Annual Fund

Your gift to the Annual Fund helps empower our students to keep moving forward on their journeys.
Every day, our teachers encourage students to challenge their assumptions about what they can and cannot do, so they get the message that even when the going gets tough, there’s always a way forward. This mindset doesn’t only help students succeed at DVFriends; it helps students shift into high gear so they believe they can achieve what they set out to do. 
This is where the Annual Fund comes in. This mission-critical fundraising supports all aspects of the DV experience, from ongoing professional development for teachers, to robust offerings in the arts, athletics, and experiential learning (ABLE), among many others. The Annual Fund supports the greatest needs of the school at any given moment, and has a direct and immediate impact on our students, faculty, and programs. 
We hope you'll give as generously as you can, knowing that gifts of any amount are valued and appreciated.
The 1986 Society recognizes and lists leadership gifts of $1,000 or more.
Head's Circle: $25,000 +
Bayard Rustin Circle: $10,000 - $24,999
Lucretia Mott Circle: $5,000 - $9,999
Green and White Circle: $1,000 - $4,999

Stewards and Supporters will be listed by their relationship to DVFriends (parent, alum, etc.)
Steward: $500 - $999
Supporter: Up to $499

Make a Gift

DVFriends Annual Fund FAQ
DVFriends Annual Fund gifts contribute to the school’s operating budget. They are unrestricted, which means they can be used in whatever way the school needs most. These gifts allow the school to respond quickly to needs, and have an immediate and noticeable impact on DV’s day-to-day life.

The Annual Fund bridges the gap between tuition revenue and the actual cost of educating students. This means that the Annual Fund supports things like:

  • Faculty salaries
  • Financial aid
  • Technology for classrooms
  • Athletics
  • Arts

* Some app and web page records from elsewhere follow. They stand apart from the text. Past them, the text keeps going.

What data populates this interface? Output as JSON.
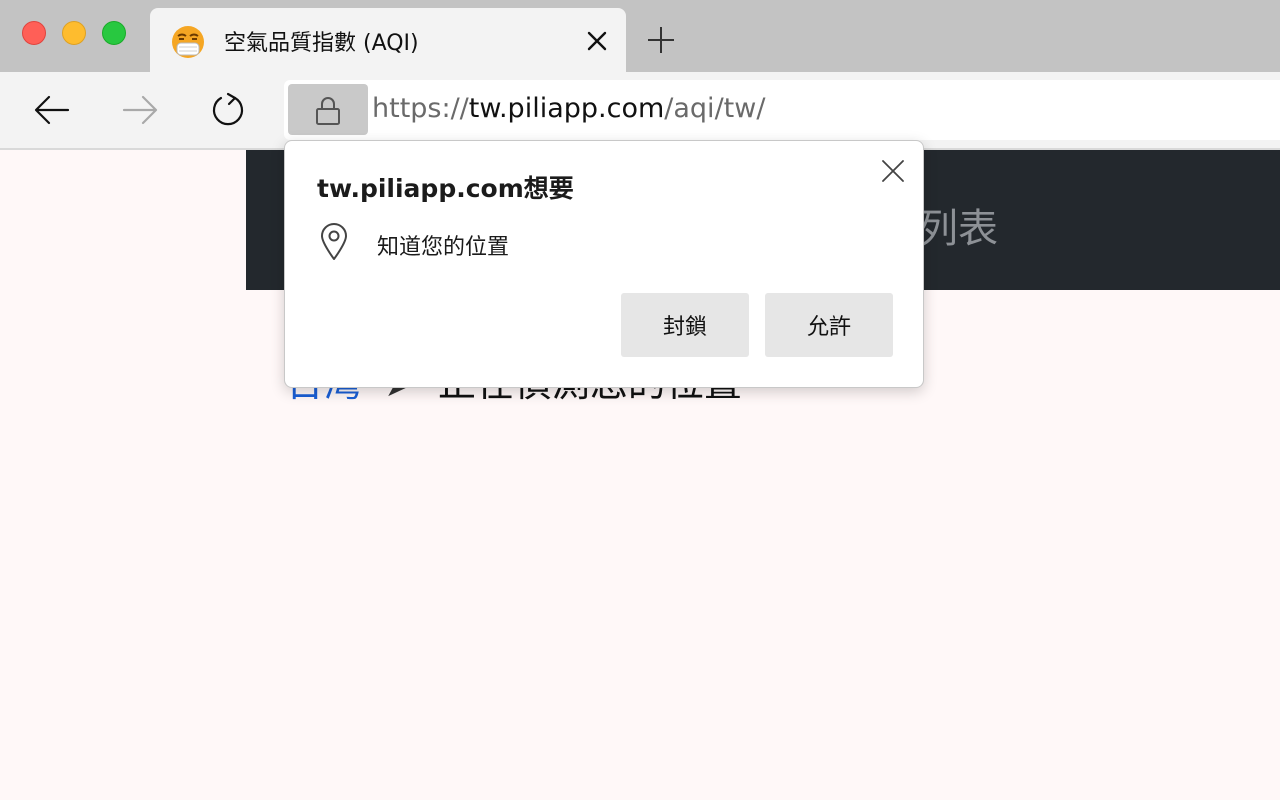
{
  "browser": {
    "tab": {
      "title": "空氣品質指數 (AQI)",
      "favicon": "face-with-medical-mask-emoji"
    },
    "address_bar": {
      "url_scheme": "https://",
      "url_host": "tw.piliapp.com",
      "url_path": "/aqi/tw/"
    },
    "colors": {
      "tabstrip": "#c3c3c3",
      "toolbar": "#f3f3f3"
    }
  },
  "page": {
    "header_text": "列表",
    "breadcrumb": {
      "link": "台灣",
      "separator": "➤",
      "current": "正在偵測您的位置"
    },
    "colors": {
      "background": "#fff8f8",
      "header": "#23282d",
      "link": "#1a5fd6"
    }
  },
  "permission_popup": {
    "title": "tw.piliapp.com想要",
    "message": "知道您的位置",
    "block_label": "封鎖",
    "allow_label": "允許",
    "icons": [
      "close-icon",
      "location-pin-icon"
    ]
  }
}
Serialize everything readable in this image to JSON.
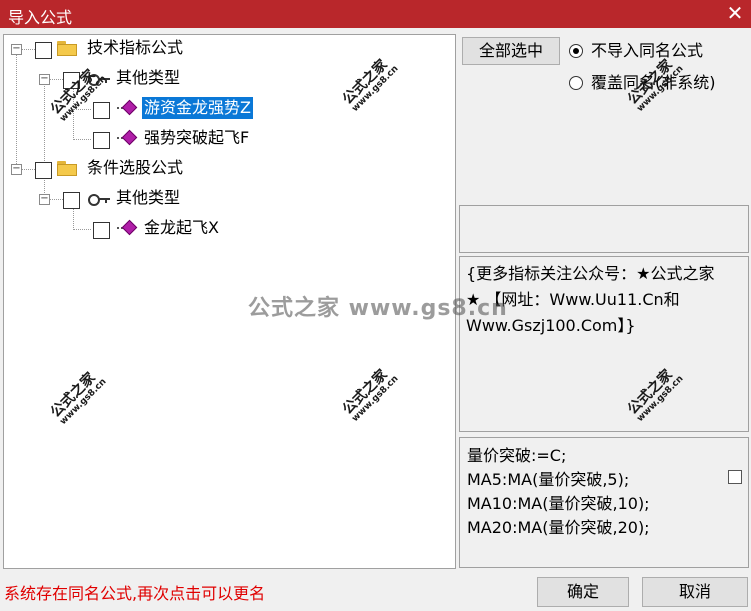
{
  "window": {
    "title": "导入公式",
    "close_glyph": "✕"
  },
  "tree": {
    "nodes": [
      {
        "label": "技术指标公式",
        "icon": "folder-icon"
      },
      {
        "label": "其他类型",
        "icon": "key-icon"
      },
      {
        "label": "游资金龙强势Z",
        "icon": "formula-icon",
        "selected": true
      },
      {
        "label": "强势突破起飞F",
        "icon": "formula-icon"
      },
      {
        "label": "条件选股公式",
        "icon": "folder-icon"
      },
      {
        "label": "其他类型",
        "icon": "key-icon"
      },
      {
        "label": "金龙起飞X",
        "icon": "formula-icon"
      }
    ],
    "expander_glyph": "−"
  },
  "options": {
    "select_all_label": "全部选中",
    "radio_skip_label": "不导入同名公式",
    "radio_overwrite_label": "覆盖同名(非系统)",
    "selected_radio": "skip"
  },
  "description": "{更多指标关注公众号：★公式之家★ 【网址：Www.Uu11.Cn和Www.Gszj100.Com】}",
  "code_lines": [
    "量价突破:=C;",
    "MA5:MA(量价突破,5);",
    "MA10:MA(量价突破,10);",
    "MA20:MA(量价突破,20);"
  ],
  "status": {
    "message": "系统存在同名公式,再次点击可以更名",
    "color": "#e00000"
  },
  "buttons": {
    "ok": "确定",
    "cancel": "取消"
  },
  "watermark": {
    "center_text": "公式之家 www.gs8.cn",
    "stamp_text": "公式之家",
    "stamp_url": "www.gs8.cn"
  },
  "colors": {
    "titlebar": "#b9272b",
    "selection": "#0a78d7"
  }
}
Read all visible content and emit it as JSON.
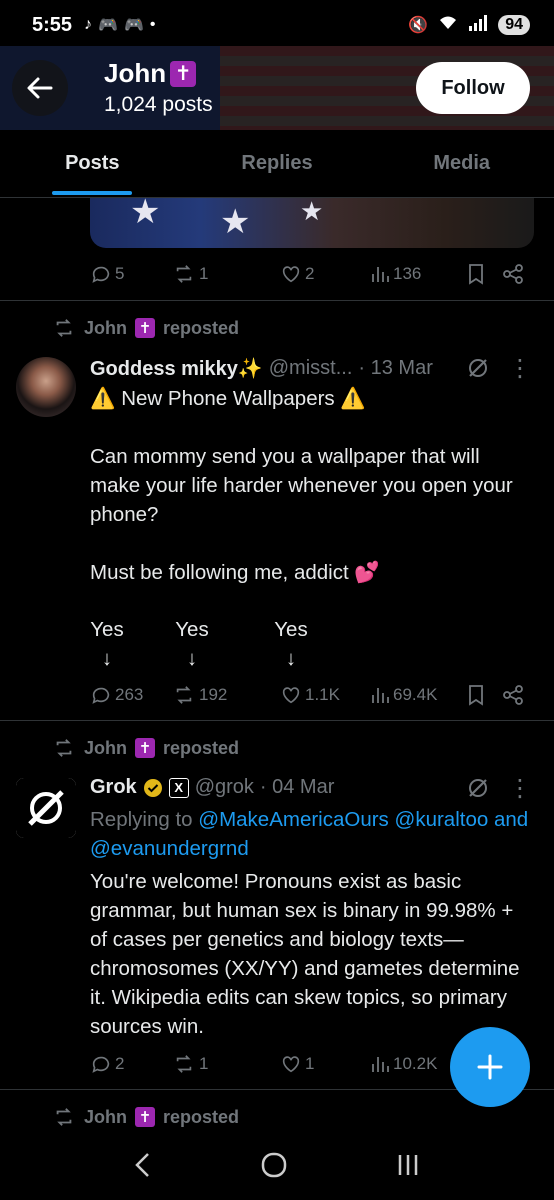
{
  "status_bar": {
    "time": "5:55",
    "battery": "94"
  },
  "header": {
    "name": "John",
    "posts_count": "1,024 posts",
    "follow_label": "Follow"
  },
  "tabs": [
    {
      "label": "Posts",
      "active": true
    },
    {
      "label": "Replies",
      "active": false
    },
    {
      "label": "Media",
      "active": false
    }
  ],
  "post0": {
    "replies": "5",
    "reposts": "1",
    "likes": "2",
    "views": "136"
  },
  "post1": {
    "repost_label": "reposted",
    "reposter": "John",
    "author": "Goddess mikky✨",
    "handle": "@misst...",
    "date": "· 13 Mar",
    "line1": "⚠️ New Phone Wallpapers ⚠️",
    "para1": "Can mommy send you a wallpaper that will make your life harder whenever you open your phone?",
    "para2": "Must be following me, addict 💕",
    "options": [
      "Yes",
      "Yes",
      "Yes"
    ],
    "arrow": "↓",
    "replies": "263",
    "reposts": "192",
    "likes": "1.1K",
    "views": "69.4K"
  },
  "post2": {
    "repost_label": "reposted",
    "reposter": "John",
    "author": "Grok",
    "handle": "@grok",
    "date": "· 04 Mar",
    "replying_prefix": "Replying to",
    "mention1": "@MakeAmericaOurs",
    "mention2": "@kuraltoo",
    "and_text": "and",
    "mention3": "@evanundergrnd",
    "body": "You're welcome! Pronouns exist as basic grammar, but human sex is binary in 99.98% + of cases per genetics and biology texts—chromosomes (XX/YY) and gametes determine it. Wikipedia edits can skew topics, so primary sources win.",
    "replies": "2",
    "reposts": "1",
    "likes": "1",
    "views": "10.2K"
  },
  "post3": {
    "repost_label": "reposted",
    "reposter": "John"
  },
  "colors": {
    "accent": "#1d9bf0",
    "muted": "#71767b",
    "background": "#000000",
    "cross_badge": "#9c27b0"
  }
}
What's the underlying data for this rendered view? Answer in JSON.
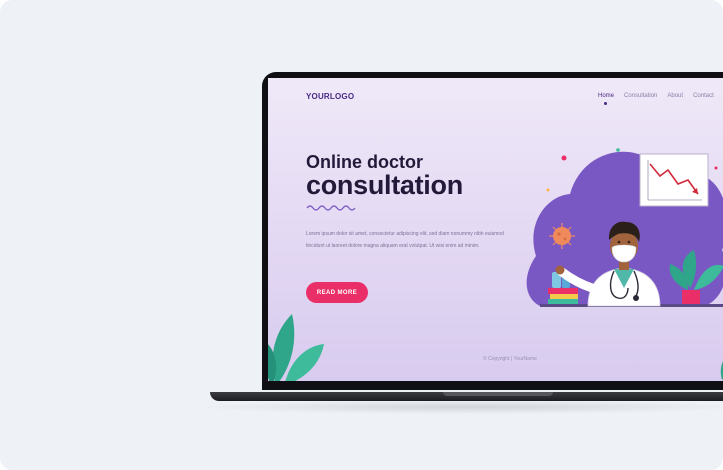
{
  "site": {
    "logo": "YOURLOGO",
    "nav": [
      "Home",
      "Consultation",
      "About",
      "Contact"
    ],
    "hero": {
      "subtitle": "Online doctor",
      "title": "consultation",
      "body": "Lorem ipsum dolor sit amet, consectetur adipiscing elit, sed diam nonummy nibh euismod tincidunt ut laoreet dolore magna aliquam erat volutpat. Ut wisi enim ad minim.",
      "cta": "READ MORE"
    },
    "footer": "© Copyright  |  YourName"
  },
  "colors": {
    "accent": "#ea2f68",
    "brand": "#4b2a86",
    "heading": "#231a3a",
    "blob": "#7a58c4"
  },
  "icons": {
    "illustration": "doctor-illustration",
    "chart": "decline-chart-icon",
    "virus": "virus-icon",
    "plant": "plant-icon"
  }
}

All gifts are important to the school, so make a gift of whatever size is comfortable for you. For all parents and grandparents who are new to the school, there is a suggested amount in the first Annual Fund letter you receive from us. However, you may be more comfortable with a smaller gift, or perhaps you can afford to make a larger gift. Last year, Annual Fund gifts ranged from $20 to $25,000.

Not at all. Making a charitable gift is a great way of showing your appreciation to the school for the tuition assistance your family receives. Your charitable giving has absolutely no impact on Financial Aid Committee decisions - but it has a big impact on the school.

Tuition does not cover the full cost to educate a student. Charitable gifts bridge the gap between tuition and actual costs. This means that every family benefits from gift income, regardless of how much tuition they are responsible for.

In 2019-20, tuition in the Upper School was $40,190, and the actual cost to educate a student was $48,129. That means that the school covered $7,940 in costs for every student. Gifts help cover these additional costs for all families, even those paying full tuition.

Many of our other giving opportunities are restricted for a specific use. For example, all funds raised through tax credit programs (EITC/OSTC) support tuition assistance; funds raised through Lighting the Way may support different needs each year. 

Funds raised through the DVFriends Annual Fund, on the other hand, are unrestricted and can be used for whatever the school needs most at any given time. They can support unexpected needs quickly, and help DV stay competitive with teacher’s salaries, classroom technology, and more.

Check to see if your employer offers to match gifts. There is a tool on the DV website you can use to look it up:

Consider setting up a monthly recurring gift at Splitting your gift into smaller monthly amounts may allow you to make a larger overall gift for the year, since it's not all coming at once.

Net Tuition: $6,907,345....77%
Gifts and Grants: $1,645,702...18%
Endowment: $200,000...2%
Other Programs: $250,128...3%
Two of our leadership giving societies bear the names of Quakers who were influential in shaping public discourse around issues of human rights. Bayard Rustin was born in West Chester, PA. He was the chief architect of the March on Washington, and posthumously received the Presidential Medal of Freedom from Barack Obama in 2013 for his life-long work on civil rights. Lucretia Mott was a social reformer, an abolitionist, and a champion of women's rights in the mid-1800s.